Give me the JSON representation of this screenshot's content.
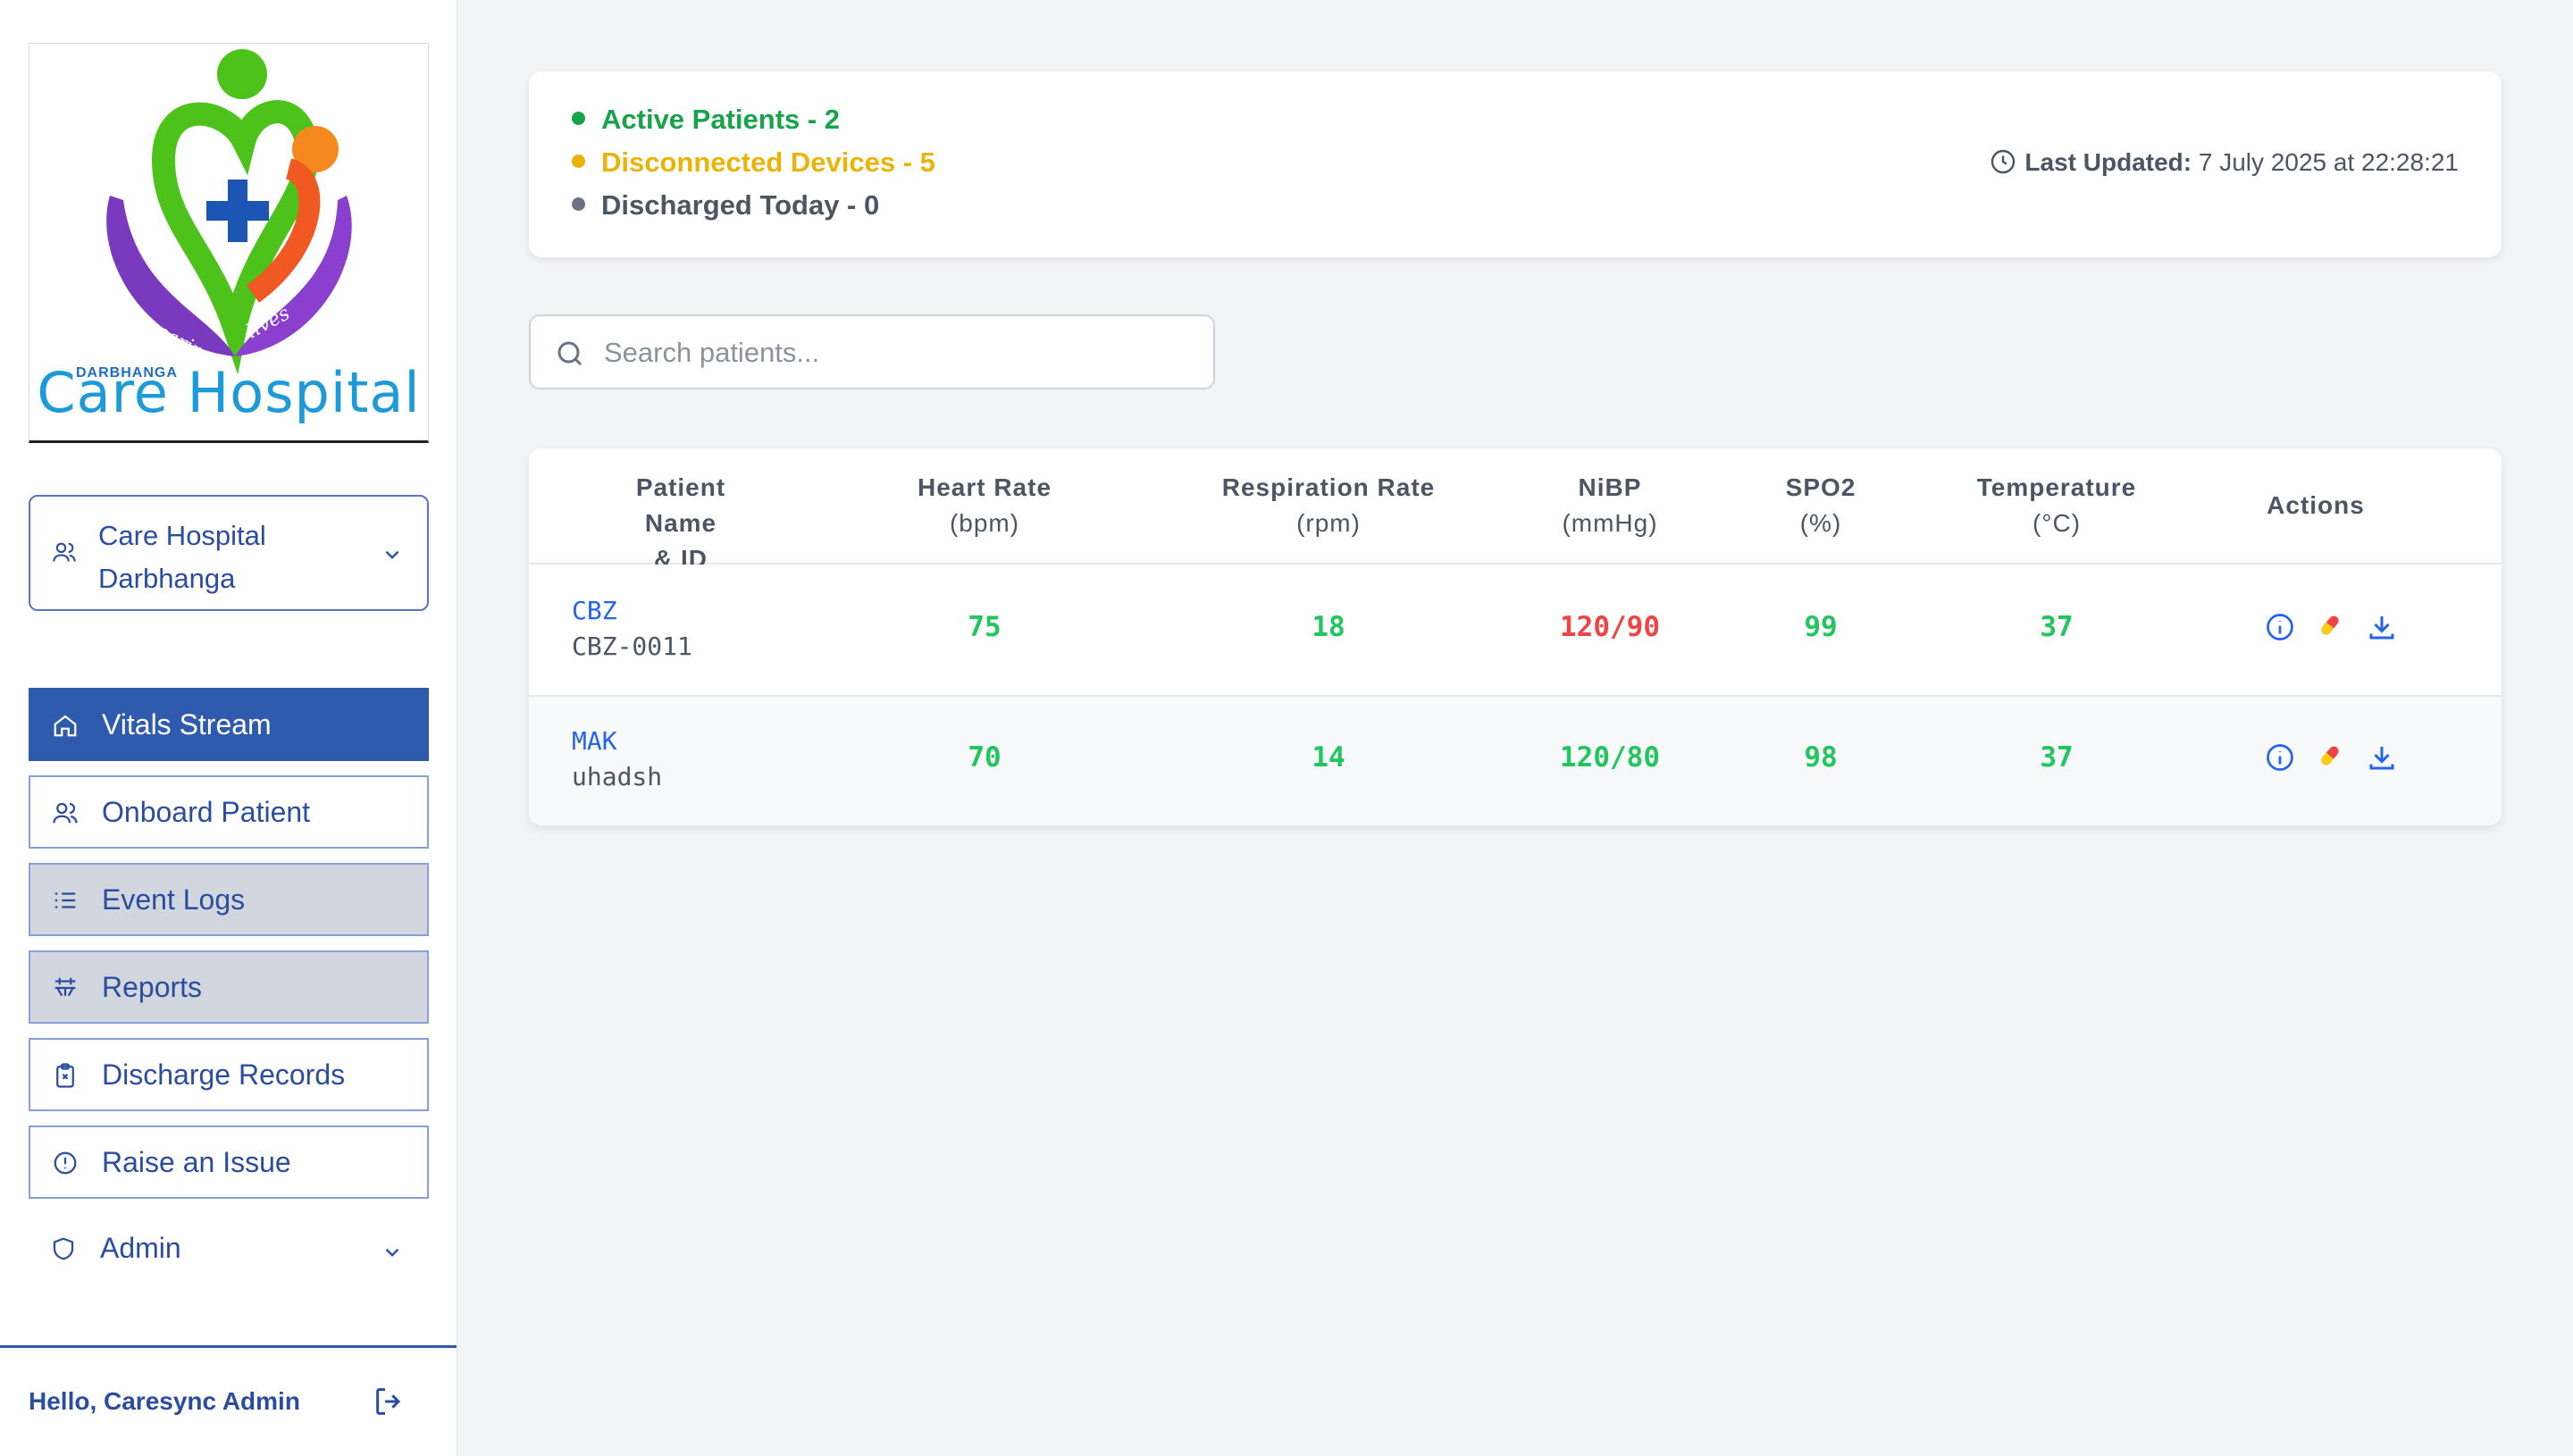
{
  "sidebar": {
    "logo": {
      "brand": "Care Hospital",
      "tagline_left": "caring",
      "tagline_right": "lives",
      "small_text": "DARBHANGA"
    },
    "hospital_select": {
      "line1": "Care Hospital",
      "line2": "Darbhanga"
    },
    "nav": [
      {
        "label": "Vitals Stream",
        "icon": "home-icon",
        "state": "active"
      },
      {
        "label": "Onboard Patient",
        "icon": "users-icon",
        "state": "normal"
      },
      {
        "label": "Event Logs",
        "icon": "list-icon",
        "state": "hover"
      },
      {
        "label": "Reports",
        "icon": "reports-icon",
        "state": "hover"
      },
      {
        "label": "Discharge Records",
        "icon": "clipboard-x-icon",
        "state": "normal"
      },
      {
        "label": "Raise an Issue",
        "icon": "alert-circle-icon",
        "state": "normal"
      },
      {
        "label": "Admin",
        "icon": "shield-icon",
        "state": "collapsible"
      }
    ],
    "footer": {
      "greeting": "Hello, Caresync Admin"
    }
  },
  "status": {
    "active": "Active Patients - 2",
    "disconnected": "Disconnected Devices - 5",
    "discharged": "Discharged Today - 0",
    "last_updated_label": "Last Updated:",
    "last_updated_value": " 7 July 2025 at 22:28:21"
  },
  "search": {
    "placeholder": "Search patients..."
  },
  "table": {
    "headers": [
      {
        "line1": "Patient Name",
        "line2": "& ID"
      },
      {
        "line1": "Heart Rate",
        "line2": "(bpm)"
      },
      {
        "line1": "Respiration Rate",
        "line2": "(rpm)"
      },
      {
        "line1": "NiBP",
        "line2": "(mmHg)"
      },
      {
        "line1": "SPO2",
        "line2": "(%)"
      },
      {
        "line1": "Temperature",
        "line2": "(°C)"
      },
      {
        "line1": "Actions",
        "line2": ""
      }
    ],
    "rows": [
      {
        "name": "CBZ",
        "id": "CBZ-0011",
        "hr": "75",
        "rr": "18",
        "nibp": "120/90",
        "spo2": "99",
        "temp": "37",
        "nibp_alert": true
      },
      {
        "name": "MAK",
        "id": "uhadsh",
        "hr": "70",
        "rr": "14",
        "nibp": "120/80",
        "spo2": "98",
        "temp": "37",
        "nibp_alert": false
      }
    ]
  },
  "colors": {
    "primary": "#2e5bad",
    "ok": "#22c55e",
    "alert": "#ef4444",
    "active_status": "#16a34a",
    "warning_status": "#eab308",
    "muted_status": "#4b5563"
  }
}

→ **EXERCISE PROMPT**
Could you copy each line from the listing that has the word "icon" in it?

→ **EXERCISE SOLUTION**
        "icon": "home-icon",
        "icon": "users-icon",
        "icon": "list-icon",
        "icon": "reports-icon",
        "icon": "clipboard-x-icon",
        "icon": "alert-circle-icon",
        "icon": "shield-icon",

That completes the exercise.